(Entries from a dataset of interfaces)
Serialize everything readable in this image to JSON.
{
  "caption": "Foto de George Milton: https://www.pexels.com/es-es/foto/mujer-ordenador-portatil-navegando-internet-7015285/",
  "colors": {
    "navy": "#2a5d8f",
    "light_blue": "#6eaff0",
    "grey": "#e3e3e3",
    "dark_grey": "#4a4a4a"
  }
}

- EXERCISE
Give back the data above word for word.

- EXPECTED ANSWER
Serialize everything readable in this image to JSON.
{
  "caption": "Foto de George Milton: https://www.pexels.com/es-es/foto/mujer-ordenador-portatil-navegando-internet-7015285/",
  "colors": {
    "navy": "#2a5d8f",
    "light_blue": "#6eaff0",
    "grey": "#e3e3e3",
    "dark_grey": "#4a4a4a"
  }
}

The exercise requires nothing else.